This project contains the information and background on top-down cost estimating using artificial neural networks (ANN) to enhance the accuracy of MDT early estimates of construction costs. Upon conducting an extensive review of MDT’s budgeting and cost estimating efforts, and following a survey of agency experts on the identification of the most salient project attributes with the dual-objectives of low effort and high accuracy, a rational method for top-down variable selection is proposed.
Selected variables were further tested in their explanatory power of construction costs through the application of two cost estimating methodologies—multiple regression and artificial neural network methodologies. Both methods are shown to provide sizeable improvements over the agency’s current levels of prediction accuracy for its construction costs. Potential accuracy gains are also demonstrated to depend on project work types. The comparison of mean absolute percentage errors across different estimating methods confirms that the potential benefits from the proposed methodologies are expected to rise as the project level complexity and uncertainty increase. New construction and bridge replacement projects, for instance, are expected to gain the most in estimating accuracy since these two groups seem to exhibit considerably higher levels of deviation from the MDT’s preliminary cost estimates.

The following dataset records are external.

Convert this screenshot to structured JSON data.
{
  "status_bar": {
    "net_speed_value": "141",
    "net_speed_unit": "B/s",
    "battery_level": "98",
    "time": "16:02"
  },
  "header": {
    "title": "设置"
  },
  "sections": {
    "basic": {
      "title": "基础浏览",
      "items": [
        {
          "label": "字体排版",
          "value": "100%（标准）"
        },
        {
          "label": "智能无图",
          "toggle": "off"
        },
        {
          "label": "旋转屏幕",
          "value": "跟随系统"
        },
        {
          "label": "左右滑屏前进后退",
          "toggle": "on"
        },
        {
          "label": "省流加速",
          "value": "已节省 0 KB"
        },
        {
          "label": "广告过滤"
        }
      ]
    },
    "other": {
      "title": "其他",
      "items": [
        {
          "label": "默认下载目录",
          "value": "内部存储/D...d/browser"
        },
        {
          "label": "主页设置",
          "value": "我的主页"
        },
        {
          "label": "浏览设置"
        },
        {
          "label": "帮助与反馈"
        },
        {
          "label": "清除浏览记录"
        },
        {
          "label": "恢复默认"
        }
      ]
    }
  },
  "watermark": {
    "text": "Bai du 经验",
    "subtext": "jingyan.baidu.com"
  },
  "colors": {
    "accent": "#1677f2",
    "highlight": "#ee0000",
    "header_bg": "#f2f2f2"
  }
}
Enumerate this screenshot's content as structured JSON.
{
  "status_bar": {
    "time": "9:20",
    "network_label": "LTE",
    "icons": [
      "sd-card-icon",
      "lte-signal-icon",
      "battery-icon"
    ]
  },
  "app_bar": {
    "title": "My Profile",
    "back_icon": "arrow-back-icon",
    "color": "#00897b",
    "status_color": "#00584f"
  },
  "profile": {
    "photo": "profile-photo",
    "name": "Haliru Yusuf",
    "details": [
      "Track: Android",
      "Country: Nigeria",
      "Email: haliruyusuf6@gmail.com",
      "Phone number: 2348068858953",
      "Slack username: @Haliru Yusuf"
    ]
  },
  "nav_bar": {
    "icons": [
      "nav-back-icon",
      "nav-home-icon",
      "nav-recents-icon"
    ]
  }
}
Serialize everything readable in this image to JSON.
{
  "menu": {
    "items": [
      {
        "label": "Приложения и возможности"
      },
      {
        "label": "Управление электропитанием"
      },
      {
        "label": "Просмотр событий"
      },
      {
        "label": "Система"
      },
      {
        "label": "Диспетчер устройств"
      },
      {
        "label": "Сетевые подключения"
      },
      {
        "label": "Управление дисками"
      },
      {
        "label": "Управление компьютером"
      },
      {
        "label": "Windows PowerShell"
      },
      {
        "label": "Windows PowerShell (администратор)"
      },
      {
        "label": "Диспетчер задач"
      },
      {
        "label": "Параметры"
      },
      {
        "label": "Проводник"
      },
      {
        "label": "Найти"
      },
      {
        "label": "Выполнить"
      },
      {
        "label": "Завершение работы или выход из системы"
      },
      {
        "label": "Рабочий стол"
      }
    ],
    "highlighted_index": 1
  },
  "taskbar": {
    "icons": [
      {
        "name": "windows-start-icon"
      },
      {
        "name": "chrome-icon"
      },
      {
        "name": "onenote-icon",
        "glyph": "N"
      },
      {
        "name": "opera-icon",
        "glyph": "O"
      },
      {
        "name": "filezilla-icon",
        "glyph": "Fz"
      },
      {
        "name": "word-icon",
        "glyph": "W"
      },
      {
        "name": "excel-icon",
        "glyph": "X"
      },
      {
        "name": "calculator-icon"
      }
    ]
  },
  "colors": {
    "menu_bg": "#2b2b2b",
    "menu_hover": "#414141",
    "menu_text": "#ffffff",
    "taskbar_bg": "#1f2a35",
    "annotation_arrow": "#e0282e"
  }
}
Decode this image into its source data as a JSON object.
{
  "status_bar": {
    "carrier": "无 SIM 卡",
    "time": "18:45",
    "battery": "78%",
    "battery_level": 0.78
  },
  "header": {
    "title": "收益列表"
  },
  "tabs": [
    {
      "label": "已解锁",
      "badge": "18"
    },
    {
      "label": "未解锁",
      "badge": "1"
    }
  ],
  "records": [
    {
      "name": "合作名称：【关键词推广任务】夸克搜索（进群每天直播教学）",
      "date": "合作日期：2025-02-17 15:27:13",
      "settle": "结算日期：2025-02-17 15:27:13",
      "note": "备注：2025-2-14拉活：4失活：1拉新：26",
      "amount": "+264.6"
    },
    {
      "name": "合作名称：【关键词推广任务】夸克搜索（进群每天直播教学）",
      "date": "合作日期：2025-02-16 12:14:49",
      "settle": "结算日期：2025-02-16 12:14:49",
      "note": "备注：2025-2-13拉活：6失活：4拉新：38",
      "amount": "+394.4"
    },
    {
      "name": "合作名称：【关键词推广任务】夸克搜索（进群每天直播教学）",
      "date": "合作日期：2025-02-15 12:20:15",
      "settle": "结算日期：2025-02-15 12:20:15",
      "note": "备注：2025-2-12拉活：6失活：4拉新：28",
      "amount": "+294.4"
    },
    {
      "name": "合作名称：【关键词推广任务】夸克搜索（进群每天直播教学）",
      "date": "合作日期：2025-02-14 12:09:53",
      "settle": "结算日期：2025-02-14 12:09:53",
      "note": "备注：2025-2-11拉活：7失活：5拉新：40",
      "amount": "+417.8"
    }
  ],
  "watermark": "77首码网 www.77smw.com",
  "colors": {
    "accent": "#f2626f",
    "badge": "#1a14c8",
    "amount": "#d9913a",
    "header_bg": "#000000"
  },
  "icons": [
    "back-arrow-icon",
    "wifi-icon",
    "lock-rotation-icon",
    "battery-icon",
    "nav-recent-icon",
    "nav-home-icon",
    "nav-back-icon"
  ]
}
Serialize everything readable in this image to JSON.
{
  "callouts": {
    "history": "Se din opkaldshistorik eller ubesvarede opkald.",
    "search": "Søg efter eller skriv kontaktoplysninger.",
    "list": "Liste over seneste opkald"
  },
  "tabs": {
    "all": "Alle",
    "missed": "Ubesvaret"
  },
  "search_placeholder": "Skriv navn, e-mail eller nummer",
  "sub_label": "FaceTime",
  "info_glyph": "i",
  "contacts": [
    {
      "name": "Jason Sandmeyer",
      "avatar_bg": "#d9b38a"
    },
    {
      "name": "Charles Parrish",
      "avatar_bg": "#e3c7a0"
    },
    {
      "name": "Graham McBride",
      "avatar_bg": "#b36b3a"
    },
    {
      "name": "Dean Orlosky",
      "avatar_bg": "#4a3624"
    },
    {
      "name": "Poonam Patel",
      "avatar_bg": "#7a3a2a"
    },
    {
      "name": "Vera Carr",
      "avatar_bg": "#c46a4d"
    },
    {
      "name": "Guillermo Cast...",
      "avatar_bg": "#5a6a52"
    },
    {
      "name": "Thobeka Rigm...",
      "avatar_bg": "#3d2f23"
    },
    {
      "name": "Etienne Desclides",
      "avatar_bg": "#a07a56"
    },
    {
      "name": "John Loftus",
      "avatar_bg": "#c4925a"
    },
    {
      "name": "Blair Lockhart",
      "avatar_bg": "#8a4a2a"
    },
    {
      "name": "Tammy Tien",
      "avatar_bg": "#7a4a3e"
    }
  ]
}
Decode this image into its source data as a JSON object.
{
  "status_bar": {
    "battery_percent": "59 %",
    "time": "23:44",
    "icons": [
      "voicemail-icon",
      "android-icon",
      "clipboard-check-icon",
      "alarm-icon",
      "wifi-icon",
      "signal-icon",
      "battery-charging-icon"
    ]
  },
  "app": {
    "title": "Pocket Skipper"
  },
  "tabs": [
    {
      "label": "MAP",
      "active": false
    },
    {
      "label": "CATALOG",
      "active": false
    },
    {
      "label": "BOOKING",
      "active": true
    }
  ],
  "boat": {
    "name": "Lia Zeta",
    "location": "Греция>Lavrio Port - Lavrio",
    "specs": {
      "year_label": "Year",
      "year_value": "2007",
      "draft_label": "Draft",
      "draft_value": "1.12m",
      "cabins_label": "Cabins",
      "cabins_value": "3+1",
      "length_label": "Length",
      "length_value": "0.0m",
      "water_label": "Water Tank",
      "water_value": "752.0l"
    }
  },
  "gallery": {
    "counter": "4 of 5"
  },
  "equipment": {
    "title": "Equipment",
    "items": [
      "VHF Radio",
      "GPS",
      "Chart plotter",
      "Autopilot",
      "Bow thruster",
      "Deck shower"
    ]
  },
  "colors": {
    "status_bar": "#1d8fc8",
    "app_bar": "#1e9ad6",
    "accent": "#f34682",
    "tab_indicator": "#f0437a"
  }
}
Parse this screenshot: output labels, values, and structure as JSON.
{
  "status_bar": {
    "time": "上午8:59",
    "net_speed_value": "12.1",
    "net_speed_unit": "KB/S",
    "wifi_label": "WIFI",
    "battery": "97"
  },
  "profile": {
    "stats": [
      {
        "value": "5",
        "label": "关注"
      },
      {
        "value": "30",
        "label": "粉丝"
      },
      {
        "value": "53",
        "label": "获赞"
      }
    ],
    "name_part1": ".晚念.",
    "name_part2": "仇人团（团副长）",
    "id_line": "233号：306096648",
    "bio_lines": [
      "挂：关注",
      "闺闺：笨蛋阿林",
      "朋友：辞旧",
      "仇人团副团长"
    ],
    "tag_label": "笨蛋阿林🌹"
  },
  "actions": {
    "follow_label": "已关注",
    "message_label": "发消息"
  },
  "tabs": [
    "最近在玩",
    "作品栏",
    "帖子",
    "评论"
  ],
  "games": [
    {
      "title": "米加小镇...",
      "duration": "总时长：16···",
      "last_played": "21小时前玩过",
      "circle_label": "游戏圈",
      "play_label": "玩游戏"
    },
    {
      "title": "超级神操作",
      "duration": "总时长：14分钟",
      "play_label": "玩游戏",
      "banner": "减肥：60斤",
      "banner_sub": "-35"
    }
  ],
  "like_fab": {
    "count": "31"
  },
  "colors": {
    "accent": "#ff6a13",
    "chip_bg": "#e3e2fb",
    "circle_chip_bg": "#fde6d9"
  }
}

To facilitate MDT’s implementation of the suggested methodology described in this report, a cost estimation methodology was also presented in an Excel spreadsheet format. This achieves two goals. First, it provides an accessible tool to make top-down cost predictions for agency planners during the budgeting stage based on MDT’s historical project data. Second, it furnishes a process through which the proposed model can be improved as new project information becomes available. Ultimately, the insights gained from this study are expected to contribute to a better formulation of the agency’s early cost estimation and budgeting efforts.